Many schools around the UK have a policy of locking school toilets during lesson times, with some even keeping them shut during breaks between classes.

But what happens if you are stopped from going to the toilet when you need to? And when you are able to use the toilets, are they in good, clean working order?

As a recent Newsround report highlights, common complaints from children include loos smelling bad, no toilet paper, blocked loos and no soap to wash your hands with.

Unfortunately, there's no law stopping schools from locking toilets during lessons, but that doesn't mean they should do it! Banning toilet breaks shows a lack of understanding of pupils' health needs and a lack of respect for children.

Being able to use the toilet when you need to is a basic human right. It's also important to remember that everyone has a part to play in using school toilets sensibly and with respect. 

What can you do if your school decides to lock the toilets? 

  • Ask for a meeting with your teachers so you can tell them the reasons why not being allowed to go isn’t good for anyone.
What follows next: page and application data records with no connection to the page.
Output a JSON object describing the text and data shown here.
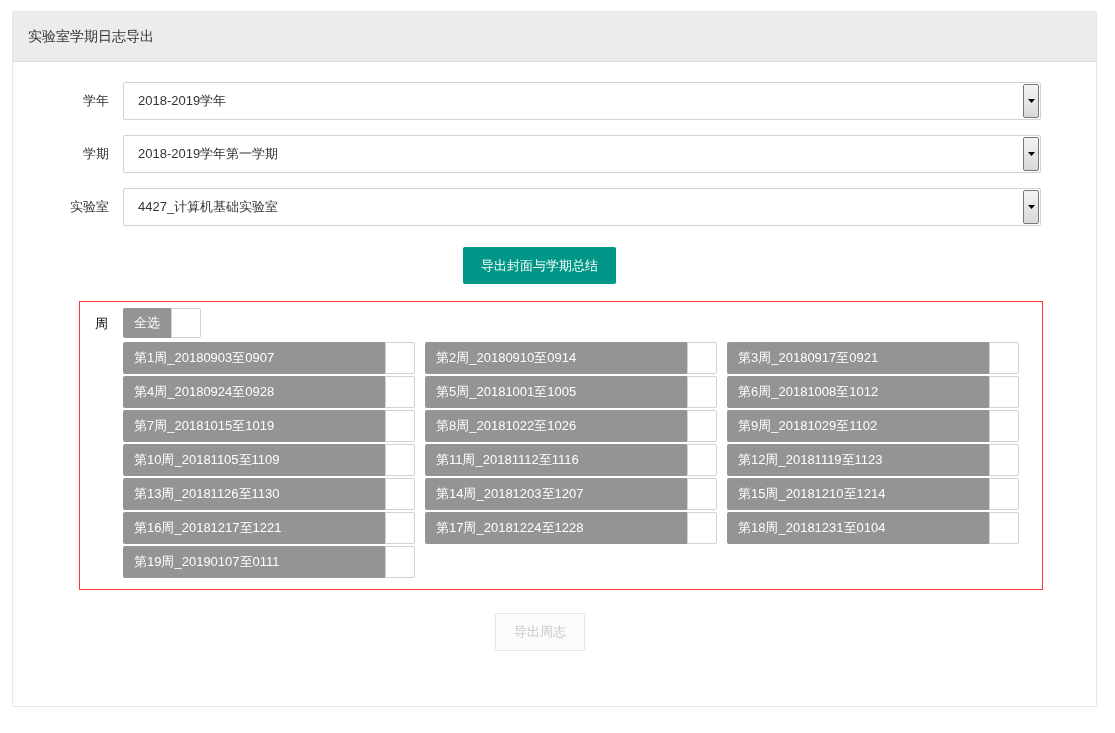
{
  "panel": {
    "title": "实验室学期日志导出"
  },
  "fields": [
    {
      "label": "学年",
      "value": "2018-2019学年"
    },
    {
      "label": "学期",
      "value": "2018-2019学年第一学期"
    },
    {
      "label": "实验室",
      "value": "4427_计算机基础实验室"
    }
  ],
  "export_cover_button": {
    "label": "导出封面与学期总结"
  },
  "weeks": {
    "label": "周",
    "select_all": {
      "label": "全选",
      "checked": false
    },
    "items": [
      {
        "label": "第1周_20180903至0907",
        "checked": false
      },
      {
        "label": "第2周_20180910至0914",
        "checked": false
      },
      {
        "label": "第3周_20180917至0921",
        "checked": false
      },
      {
        "label": "第4周_20180924至0928",
        "checked": false
      },
      {
        "label": "第5周_20181001至1005",
        "checked": false
      },
      {
        "label": "第6周_20181008至1012",
        "checked": false
      },
      {
        "label": "第7周_20181015至1019",
        "checked": false
      },
      {
        "label": "第8周_20181022至1026",
        "checked": false
      },
      {
        "label": "第9周_20181029至1102",
        "checked": false
      },
      {
        "label": "第10周_20181105至1109",
        "checked": false
      },
      {
        "label": "第11周_20181112至1116",
        "checked": false
      },
      {
        "label": "第12周_20181119至1123",
        "checked": false
      },
      {
        "label": "第13周_20181126至1130",
        "checked": false
      },
      {
        "label": "第14周_20181203至1207",
        "checked": false
      },
      {
        "label": "第15周_20181210至1214",
        "checked": false
      },
      {
        "label": "第16周_20181217至1221",
        "checked": false
      },
      {
        "label": "第17周_20181224至1228",
        "checked": false
      },
      {
        "label": "第18周_20181231至0104",
        "checked": false
      },
      {
        "label": "第19周_20190107至0111",
        "checked": false
      }
    ]
  },
  "export_week_button": {
    "label": "导出周志",
    "disabled": true
  }
}
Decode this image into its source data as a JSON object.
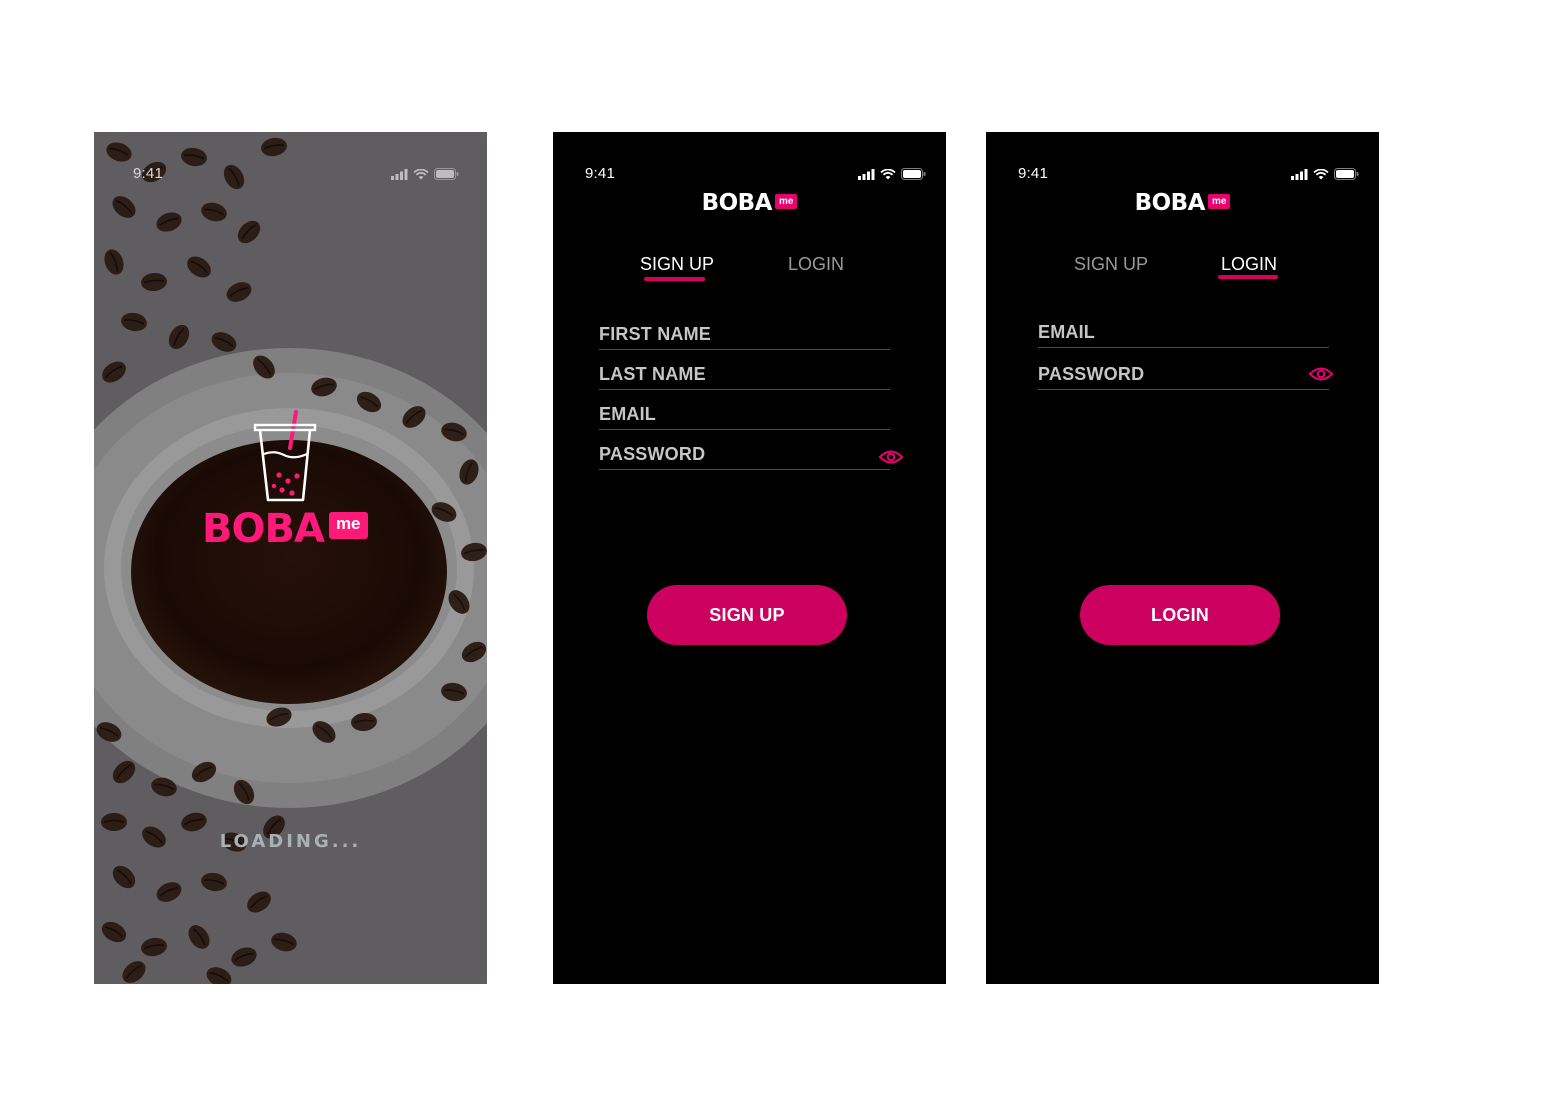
{
  "colors": {
    "accent": "#e8006f",
    "button": "#cc005e",
    "screen_bg": "#000000",
    "splash_overlay": "#5f5d5f"
  },
  "status_bar": {
    "time": "9:41"
  },
  "brand": {
    "word": "BOBA",
    "badge": "me"
  },
  "splash": {
    "loading_text": "LOADING..."
  },
  "signup_screen": {
    "tabs": [
      {
        "label": "SIGN UP",
        "active": true
      },
      {
        "label": "LOGIN",
        "active": false
      }
    ],
    "fields": [
      {
        "label": "FIRST NAME"
      },
      {
        "label": "LAST NAME"
      },
      {
        "label": "EMAIL"
      },
      {
        "label": "PASSWORD",
        "icon": "eye-icon"
      }
    ],
    "button": "SIGN UP"
  },
  "login_screen": {
    "tabs": [
      {
        "label": "SIGN UP",
        "active": false
      },
      {
        "label": "LOGIN",
        "active": true
      }
    ],
    "fields": [
      {
        "label": "EMAIL"
      },
      {
        "label": "PASSWORD",
        "icon": "eye-icon"
      }
    ],
    "button": "LOGIN"
  }
}
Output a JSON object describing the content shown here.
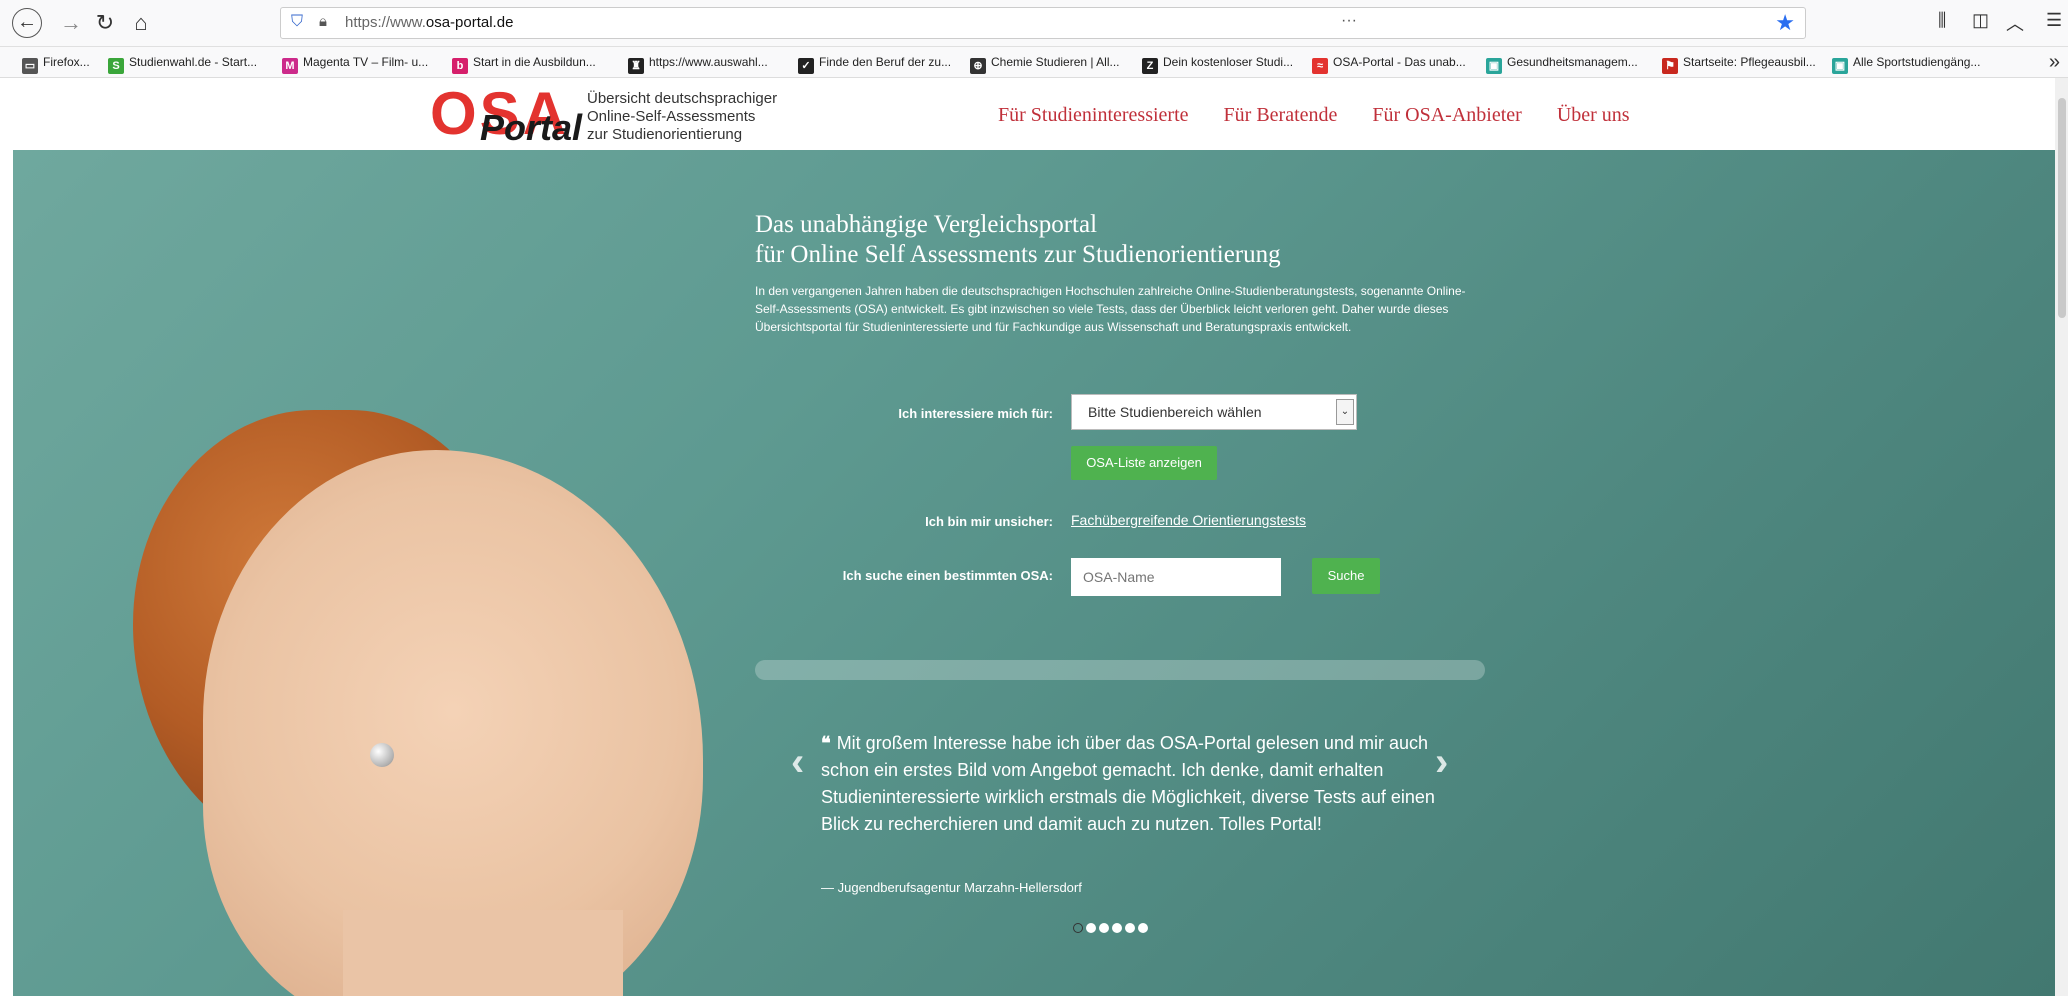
{
  "browser": {
    "url_prefix": "https://www.",
    "url_domain": "osa-portal.de",
    "overflow_label": "···"
  },
  "bookmarks": [
    {
      "label": "Firefox...",
      "icon": "folder-icon",
      "color": "#555555"
    },
    {
      "label": "Studienwahl.de - Start...",
      "icon": "s-icon",
      "color": "#3aa63a"
    },
    {
      "label": "Magenta TV – Film- u...",
      "icon": "m-icon",
      "color": "#cc2a8a"
    },
    {
      "label": "Start in die Ausbildun...",
      "icon": "b-icon",
      "color": "#d61f6b"
    },
    {
      "label": "https://www.auswahl...",
      "icon": "person-icon",
      "color": "#222222"
    },
    {
      "label": "Finde den Beruf der zu...",
      "icon": "swoosh-icon",
      "color": "#222222"
    },
    {
      "label": "Chemie Studieren | All...",
      "icon": "globe-icon",
      "color": "#333333"
    },
    {
      "label": "Dein kostenloser Studi...",
      "icon": "z-icon",
      "color": "#222222"
    },
    {
      "label": "OSA-Portal - Das unab...",
      "icon": "osa-icon",
      "color": "#e3332f"
    },
    {
      "label": "Gesundheitsmanagem...",
      "icon": "health-icon",
      "color": "#2aa59a"
    },
    {
      "label": "Startseite: Pflegeausbil...",
      "icon": "flag-icon",
      "color": "#c8281e"
    },
    {
      "label": "Alle Sportstudiengäng...",
      "icon": "sport-icon",
      "color": "#2aa59a"
    }
  ],
  "header": {
    "logo_osa": "OSA",
    "logo_portal": "Portal",
    "tagline_1": "Übersicht deutschsprachiger",
    "tagline_2": "Online-Self-Assessments",
    "tagline_3": "zur Studienorientierung",
    "nav": [
      "Für Studieninteressierte",
      "Für Beratende",
      "Für OSA-Anbieter",
      "Über uns"
    ]
  },
  "hero": {
    "title_1": "Das unabhängige Vergleichsportal",
    "title_2": "für Online Self Assessments zur Studienorientierung",
    "text": "In den vergangenen Jahren haben die deutschsprachigen Hochschulen zahlreiche Online-Studienberatungstests, sogenannte Online-Self-Assessments (OSA) entwickelt. Es gibt inzwischen so viele Tests, dass der Überblick leicht verloren geht. Daher wurde dieses Übersichtsportal für Studieninteressierte und für Fachkundige aus Wissenschaft und Beratungspraxis entwickelt.",
    "label_interest": "Ich interessiere mich für:",
    "select_value": "Bitte Studienbereich wählen",
    "show_list_button": "OSA-Liste anzeigen",
    "label_unsure": "Ich bin mir unsicher:",
    "unsure_link": "Fachübergreifende Orientierungstests",
    "label_search": "Ich suche einen bestimmten OSA:",
    "search_placeholder": "OSA-Name",
    "search_button": "Suche"
  },
  "testimonial": {
    "quote": "Mit großem Interesse habe ich über das OSA-Portal gelesen und mir auch schon ein erstes Bild vom Angebot gemacht. Ich denke, damit erhalten Studieninteressierte wirklich erstmals die Möglichkeit, diverse Tests auf einen Blick zu recherchieren und damit auch zu nutzen. Tolles Portal!",
    "source": "— Jugendberufsagentur Marzahn-Hellersdorf",
    "slide_count": 6,
    "active_slide": 1
  }
}
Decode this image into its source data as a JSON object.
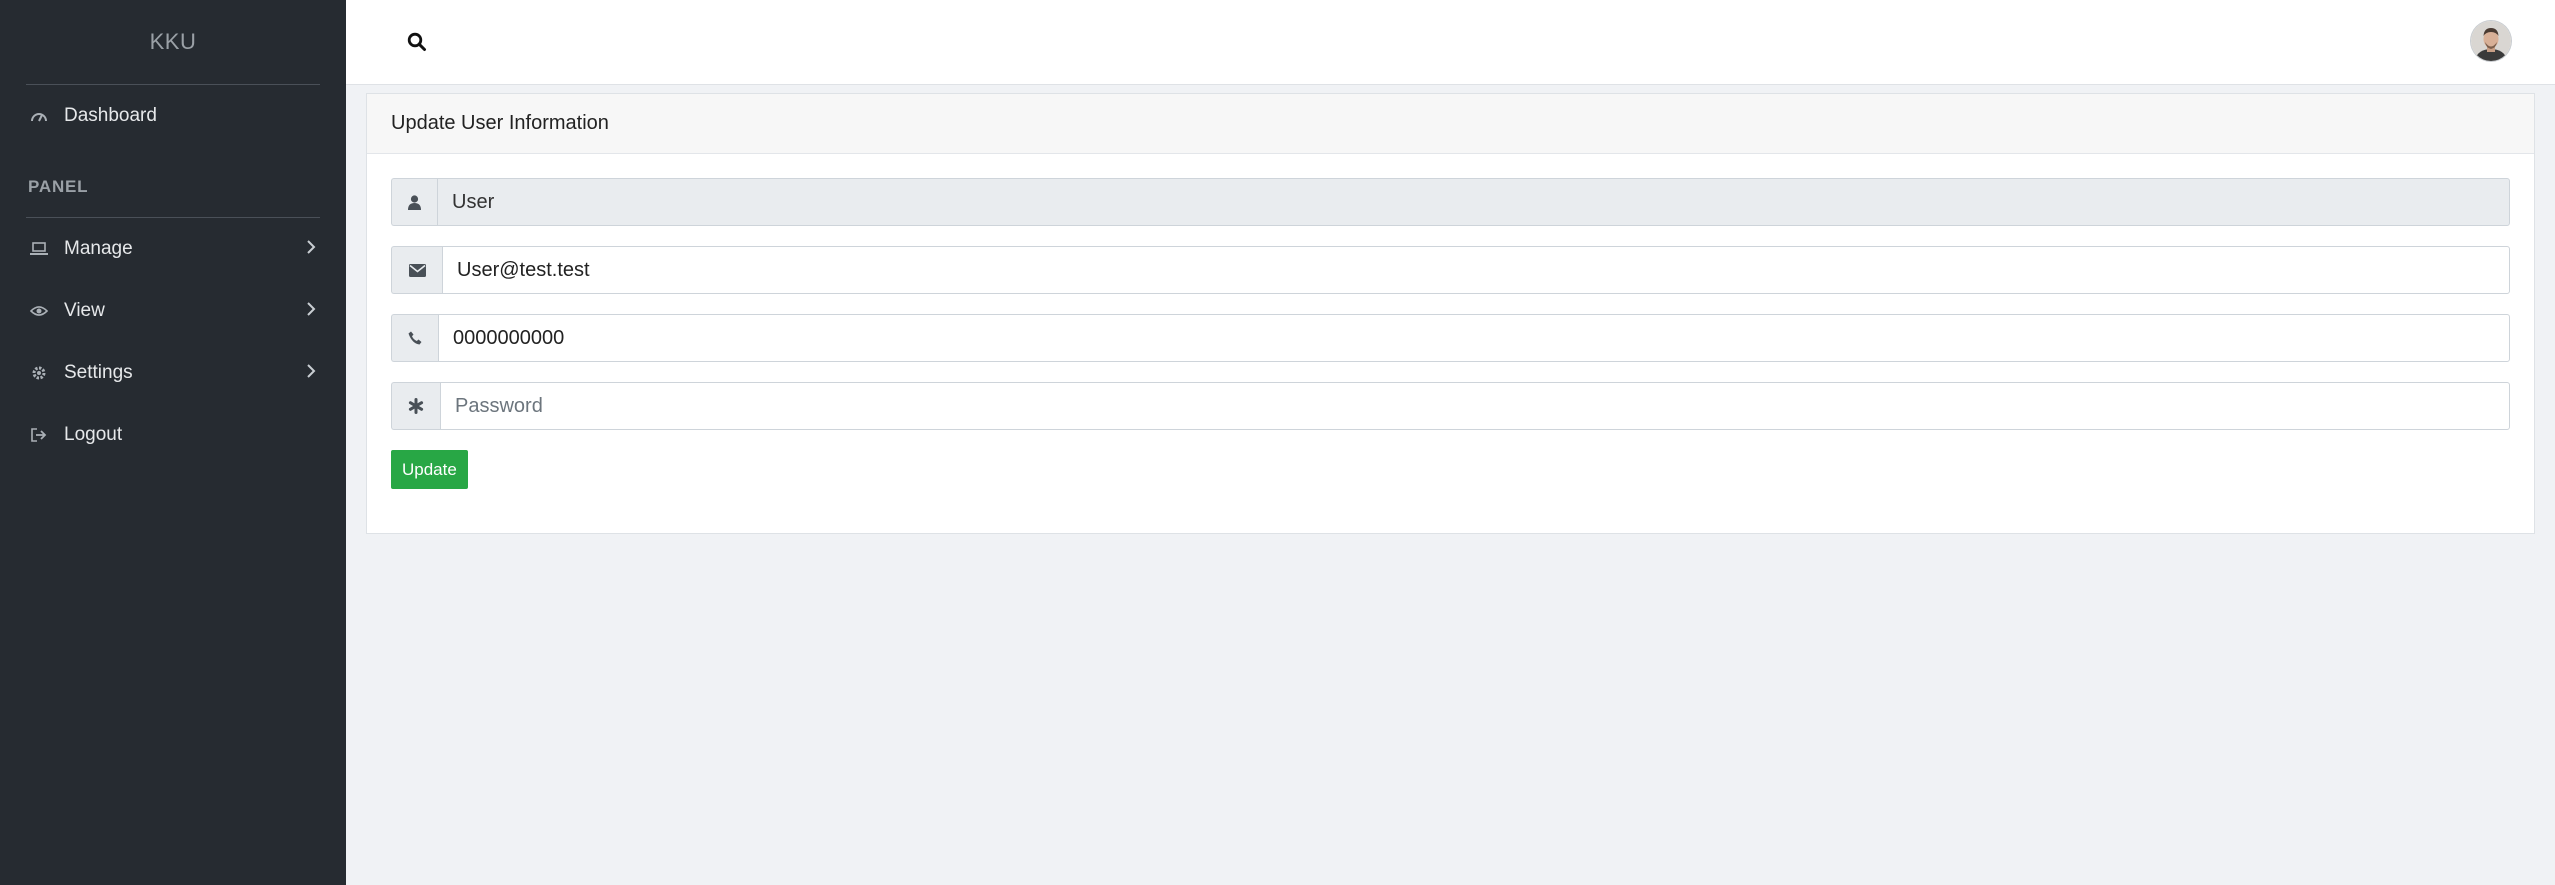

Explain the effect it can have on your health and ability to concentrate in class. Let them know it’s important for children who’ve got an invisible bowel or bladder problem and may feel too nervous to ask for a toilet pass.

  • Explain to school that our bladders and bowels work to our own timetable and not the schools! It’s not a rule that we ask grownups to stick to when they’re at work so why should children be treated differently?

  • Encourage pupils at your school to sign a pledge not to abuse their right to go to the toilet during lessons and promise to keep the toilets clean and tidy. Make the toilets a place that everyone needs to value and respect. Try to get into the habit of using the toilet at break and lunch time.

  • Ask if your school has a toilet policy (all schools should do) and suggest that the views of pupils are included in the policy and making sure everyone sticks to it. ERIC has a School Toilet Charter which you could ask your school to adopt. All teachers should then know what the policy says so everyone follows the same rules.

  • Talk to your school council, they can raise the issue with the school governing body.

  • Set up a petition to get the school to reverse the policy and get backing from students and parents. Find out from your friends what’s stopping them from going to the toilet at break or lunch time. Are there enough toilets for everyone to use? Have you got enough time to go during breaks?

Check out our School Toilet Charter